▶ **Dataset content**:
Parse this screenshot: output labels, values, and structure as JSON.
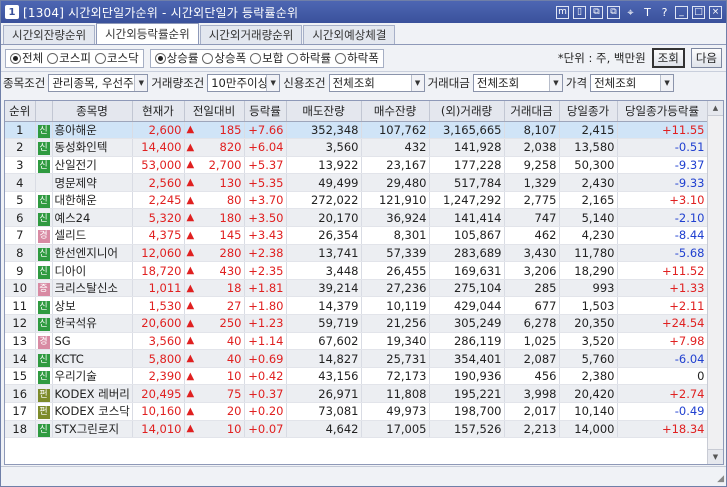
{
  "window": {
    "number": "1",
    "title": "[1304] 시간외단일가순위 - 시간외단일가 등락률순위"
  },
  "title_icons": [
    "m",
    "▯",
    "⧉",
    "⧉",
    "⌖",
    "T",
    "?",
    "_",
    "□",
    "×"
  ],
  "tabs": [
    {
      "label": "시간외잔량순위",
      "active": false
    },
    {
      "label": "시간외등락률순위",
      "active": true
    },
    {
      "label": "시간외거래량순위",
      "active": false
    },
    {
      "label": "시간외예상체결",
      "active": false
    }
  ],
  "market_radios": [
    {
      "label": "전체",
      "on": true
    },
    {
      "label": "코스피",
      "on": false
    },
    {
      "label": "코스닥",
      "on": false
    }
  ],
  "sort_radios": [
    {
      "label": "상승률",
      "on": true
    },
    {
      "label": "상승폭",
      "on": false
    },
    {
      "label": "보합",
      "on": false
    },
    {
      "label": "하락률",
      "on": false
    },
    {
      "label": "하락폭",
      "on": false
    }
  ],
  "unit_text": "*단위 : 주, 백만원",
  "query_button": "조회",
  "next_button": "다음",
  "filters": {
    "stock_label": "종목조건",
    "stock_value": "관리종목, 우선주",
    "volume_label": "거래량조건",
    "volume_value": "10만주이상",
    "credit_label": "신용조건",
    "credit_value": "전체조회",
    "amount_label": "거래대금",
    "amount_value": "전체조회",
    "price_label": "가격",
    "price_value": "전체조회"
  },
  "columns": [
    "순위",
    "",
    "종목명",
    "현재가",
    "전일대비",
    "등락률",
    "매도잔량",
    "매수잔량",
    "(외)거래량",
    "거래대금",
    "당일종가",
    "당일종가등락률"
  ],
  "rows": [
    {
      "rank": "1",
      "badge": "신",
      "badge_color": "green",
      "name": "흥아해운",
      "price": "2,600",
      "chg": "185",
      "rate": "+7.66",
      "ask": "352,348",
      "bid": "107,762",
      "volume": "3,165,665",
      "amount": "8,107",
      "close": "2,415",
      "close_rate": "+11.55",
      "close_dir": "up"
    },
    {
      "rank": "2",
      "badge": "신",
      "badge_color": "green",
      "name": "동성화인텍",
      "price": "14,400",
      "chg": "820",
      "rate": "+6.04",
      "ask": "3,560",
      "bid": "432",
      "volume": "141,928",
      "amount": "2,038",
      "close": "13,580",
      "close_rate": "-0.51",
      "close_dir": "down"
    },
    {
      "rank": "3",
      "badge": "신",
      "badge_color": "green",
      "name": "산일전기",
      "price": "53,000",
      "chg": "2,700",
      "rate": "+5.37",
      "ask": "13,922",
      "bid": "23,167",
      "volume": "177,228",
      "amount": "9,258",
      "close": "50,300",
      "close_rate": "-9.37",
      "close_dir": "down"
    },
    {
      "rank": "4",
      "badge": "",
      "badge_color": "",
      "name": "명문제약",
      "price": "2,560",
      "chg": "130",
      "rate": "+5.35",
      "ask": "49,499",
      "bid": "29,480",
      "volume": "517,784",
      "amount": "1,329",
      "close": "2,430",
      "close_rate": "-9.33",
      "close_dir": "down"
    },
    {
      "rank": "5",
      "badge": "신",
      "badge_color": "green",
      "name": "대한해운",
      "price": "2,245",
      "chg": "80",
      "rate": "+3.70",
      "ask": "272,022",
      "bid": "121,910",
      "volume": "1,247,292",
      "amount": "2,775",
      "close": "2,165",
      "close_rate": "+3.10",
      "close_dir": "up"
    },
    {
      "rank": "6",
      "badge": "신",
      "badge_color": "green",
      "name": "예스24",
      "price": "5,320",
      "chg": "180",
      "rate": "+3.50",
      "ask": "20,170",
      "bid": "36,924",
      "volume": "141,414",
      "amount": "747",
      "close": "5,140",
      "close_rate": "-2.10",
      "close_dir": "down"
    },
    {
      "rank": "7",
      "badge": "경",
      "badge_color": "pink",
      "name": "셀리드",
      "price": "4,375",
      "chg": "145",
      "rate": "+3.43",
      "ask": "26,354",
      "bid": "8,301",
      "volume": "105,867",
      "amount": "462",
      "close": "4,230",
      "close_rate": "-8.44",
      "close_dir": "down"
    },
    {
      "rank": "8",
      "badge": "신",
      "badge_color": "green",
      "name": "한선엔지니어",
      "price": "12,060",
      "chg": "280",
      "rate": "+2.38",
      "ask": "13,741",
      "bid": "57,339",
      "volume": "283,689",
      "amount": "3,430",
      "close": "11,780",
      "close_rate": "-5.68",
      "close_dir": "down"
    },
    {
      "rank": "9",
      "badge": "신",
      "badge_color": "green",
      "name": "디아이",
      "price": "18,720",
      "chg": "430",
      "rate": "+2.35",
      "ask": "3,448",
      "bid": "26,455",
      "volume": "169,631",
      "amount": "3,206",
      "close": "18,290",
      "close_rate": "+11.52",
      "close_dir": "up"
    },
    {
      "rank": "10",
      "badge": "증",
      "badge_color": "pink",
      "name": "크리스탈신소",
      "price": "1,011",
      "chg": "18",
      "rate": "+1.81",
      "ask": "39,214",
      "bid": "27,236",
      "volume": "275,104",
      "amount": "285",
      "close": "993",
      "close_rate": "+1.33",
      "close_dir": "up"
    },
    {
      "rank": "11",
      "badge": "신",
      "badge_color": "green",
      "name": "상보",
      "price": "1,530",
      "chg": "27",
      "rate": "+1.80",
      "ask": "14,379",
      "bid": "10,119",
      "volume": "429,044",
      "amount": "677",
      "close": "1,503",
      "close_rate": "+2.11",
      "close_dir": "up"
    },
    {
      "rank": "12",
      "badge": "신",
      "badge_color": "green",
      "name": "한국석유",
      "price": "20,600",
      "chg": "250",
      "rate": "+1.23",
      "ask": "59,719",
      "bid": "21,256",
      "volume": "305,249",
      "amount": "6,278",
      "close": "20,350",
      "close_rate": "+24.54",
      "close_dir": "up"
    },
    {
      "rank": "13",
      "badge": "경",
      "badge_color": "pink",
      "name": "SG",
      "price": "3,560",
      "chg": "40",
      "rate": "+1.14",
      "ask": "67,602",
      "bid": "19,340",
      "volume": "286,119",
      "amount": "1,025",
      "close": "3,520",
      "close_rate": "+7.98",
      "close_dir": "up"
    },
    {
      "rank": "14",
      "badge": "신",
      "badge_color": "green",
      "name": "KCTC",
      "price": "5,800",
      "chg": "40",
      "rate": "+0.69",
      "ask": "14,827",
      "bid": "25,731",
      "volume": "354,401",
      "amount": "2,087",
      "close": "5,760",
      "close_rate": "-6.04",
      "close_dir": "down"
    },
    {
      "rank": "15",
      "badge": "신",
      "badge_color": "green",
      "name": "우리기술",
      "price": "2,390",
      "chg": "10",
      "rate": "+0.42",
      "ask": "43,156",
      "bid": "72,173",
      "volume": "190,936",
      "amount": "456",
      "close": "2,380",
      "close_rate": "0",
      "close_dir": "flat"
    },
    {
      "rank": "16",
      "badge": "펀",
      "badge_color": "olive",
      "name": "KODEX 레버리",
      "price": "20,495",
      "chg": "75",
      "rate": "+0.37",
      "ask": "26,971",
      "bid": "11,808",
      "volume": "195,221",
      "amount": "3,998",
      "close": "20,420",
      "close_rate": "+2.74",
      "close_dir": "up"
    },
    {
      "rank": "17",
      "badge": "펀",
      "badge_color": "olive",
      "name": "KODEX 코스닥",
      "price": "10,160",
      "chg": "20",
      "rate": "+0.20",
      "ask": "73,081",
      "bid": "49,973",
      "volume": "198,700",
      "amount": "2,017",
      "close": "10,140",
      "close_rate": "-0.49",
      "close_dir": "down"
    },
    {
      "rank": "18",
      "badge": "신",
      "badge_color": "green",
      "name": "STX그린로지",
      "price": "14,010",
      "chg": "10",
      "rate": "+0.07",
      "ask": "4,642",
      "bid": "17,005",
      "volume": "157,526",
      "amount": "2,213",
      "close": "14,000",
      "close_rate": "+18.34",
      "close_dir": "up"
    }
  ]
}
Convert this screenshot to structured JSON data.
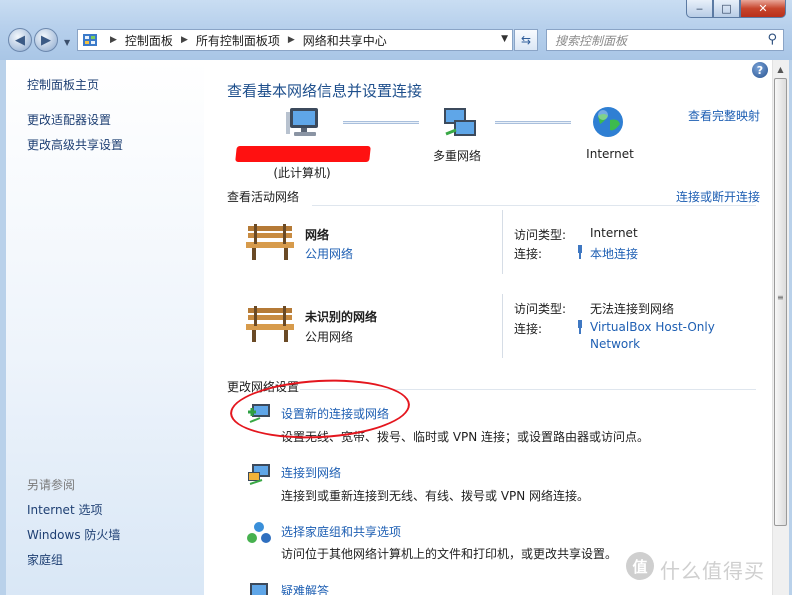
{
  "window": {
    "minimize": "‒",
    "maximize": "□",
    "close": "✕"
  },
  "toolbar": {
    "breadcrumbs": [
      "控制面板",
      "所有控制面板项",
      "网络和共享中心"
    ],
    "search_placeholder": "搜索控制面板"
  },
  "sidebar": {
    "links": [
      "控制面板主页",
      "更改适配器设置",
      "更改高级共享设置"
    ],
    "see_also_title": "另请参阅",
    "see_also": [
      "Internet 选项",
      "Windows 防火墙",
      "家庭组"
    ]
  },
  "main": {
    "title": "查看基本网络信息并设置连接",
    "map_link": "查看完整映射",
    "map": {
      "this_computer": "(此计算机)",
      "multiple_networks": "多重网络",
      "internet": "Internet"
    },
    "active_networks_label": "查看活动网络",
    "connect_disconnect_link": "连接或断开连接",
    "networks": [
      {
        "name": "网络",
        "type": "公用网络",
        "type_is_link": true,
        "access_key": "访问类型:",
        "access_value": "Internet",
        "conn_key": "连接:",
        "conn_value": "本地连接"
      },
      {
        "name": "未识别的网络",
        "type": "公用网络",
        "type_is_link": false,
        "access_key": "访问类型:",
        "access_value": "无法连接到网络",
        "conn_key": "连接:",
        "conn_value_line1": "VirtualBox Host-Only",
        "conn_value_line2": "Network"
      }
    ],
    "change_settings_label": "更改网络设置",
    "tasks": [
      {
        "link": "设置新的连接或网络",
        "desc": "设置无线、宽带、拨号、临时或 VPN 连接；或设置路由器或访问点。"
      },
      {
        "link": "连接到网络",
        "desc": "连接到或重新连接到无线、有线、拨号或 VPN 网络连接。"
      },
      {
        "link": "选择家庭组和共享选项",
        "desc": "访问位于其他网络计算机上的文件和打印机，或更改共享设置。"
      },
      {
        "link": "疑难解答"
      }
    ]
  },
  "watermark": {
    "badge": "值",
    "text": "什么值得买"
  },
  "colors": {
    "link": "#1e5fb3",
    "title": "#1e4f8c",
    "annotation": "#e4161e"
  }
}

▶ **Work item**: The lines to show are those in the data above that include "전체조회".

▶ **Your response**:
    "credit_value": "전체조회",
    "amount_value": "전체조회",
    "price_value": "전체조회"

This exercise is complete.